Where to Find an Air Density Calculator Excel Spreadsheet
To find an air density calculator Excel spreadsheet to use as an air density calculator, click here to visit our spreadsheet store. Why use an online calculator or look in tables, when you can get an air density calculator excel spreadsheet to use as an air density calculator here? Read on for information about Excel spreadsheets that can be used to calculate the density of air (and other gases) at different pressures and temperatures with the ideal gas law.
Gas density background for an Air Density Calculator Excel Spreadsheet
Pressure and temperature have significant effects on the density of gases, so some means of determining the density of air and other gases at specified temperatures and pressures is needed for a variety of fluid mechanics applications. Fortunately, the ideal gas law provides a means of doing this for many gases over ranges of temperature and pressure that are of interest.
The Ideal Gas Law for use in an Air Density Calculator Excel Spreadsheet
A common form for the ideal gas law equation is PV = nRT, giving the relationship among T, the absolute temperature of the gas; P, its absolute pressure; V, the volume occupied by n moles of the gas; and R, the ideal gas law constant.
The density of the gas can be introduced into this equation, through the fact that molecular weight (MW) has units of mass/mole, so that n = m/MW. This leads to the ideal gas law written as: PV = (m/MW)RT. Solving this equation for m/V (which is equal to the gas density, ρ) gives the following equation for gas density as a function of its MW, pressure and temperature: ρ = (MW)P/RT.
A commonly used set of U.S. units for this equation is as follows:
ρ = density of the gas in slugs/ft3,
MW = molecular weight of the gas in slugs/slugmole (or kg/kgmole, etc.) (NOTE: MW of air = 29),
P = absolute gas pressure in psia (NOTE: Absolute pressure equals pressure measured by a guage plus atmospheric pressure.),
T = absolute temperature of the gas in oR (NOTE: oR = oF + 459.67)
R = ideal gas constant in psia-ft3/slugmole-oR.
For conditions under which air can be treated as an ideal gas (see the next section), the ideal gas law in this form can be used to calculate the density of air at different pressures and temperatures.
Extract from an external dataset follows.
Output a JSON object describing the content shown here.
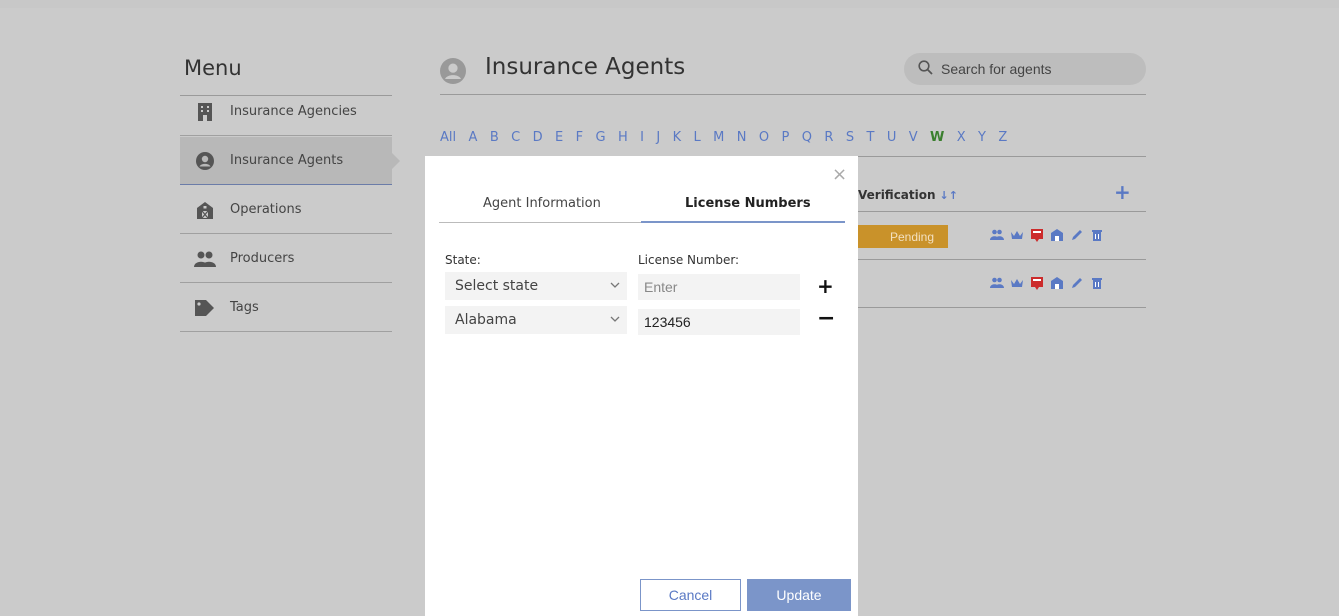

The air density calculator excel spreadsheet template shown in the screenshot below will calculate the density of a gas for specified molecular weight, pressure and temperature. This Excel spreadsheet is available at a very reasonable price in our spreadsheet store and can be used with either U.S. or S.I. units. These spreadsheets also contain tables of critical temperature and critical pressure for several common gases.
But When Can I Use the Ideal Gas Law to Calculate the Density of Air?
A good question indeed, because air and other gases for which you may need a density value are real gases, not ideal gases. It is fortunate, however, that many real gases behave almost exactly like an ideal gas over a wide range of temperatures and pressures. The ideal gas law works best for high temperatures (relative to the critical temperature of the gas) and low pressures (relative to the critical pressure of the gas). See table at the left for values of critical temperature and critical pressure for several common gases. For many practical, real situations, the ideal gas law gives quite accurate values for the density of air (and many other gases) at different pressures and temperatures.
S.I. Units for the Ideal Gas Law
The ideal gas law is a dimensionally consistent equation, so it can be used with any consistent set of units. For SI units the ideal gas law parameters are as follows:
ρ = density in kg/m3,
P = absolute gas pressure in pascals (N/m2),
T = absolute temperature in oK (NOTE: oK = oC + 273.15)
R = ideal gas constant in Joules/kgmole-K
1. Bengtson, Harlan H., Flow Measurement in Pipes and Ducts, An online PDH course for Professional Engineers
2. Munson, B. R., Young, D. F., & Okiishi, T. H., Fundamentals of Fluid Mechanics, 4th Ed., New York: John Wiley and Sons, Inc, 2002.
3. Applied Thermodynamics ebook, http://www.taftan.com/thermodynamics/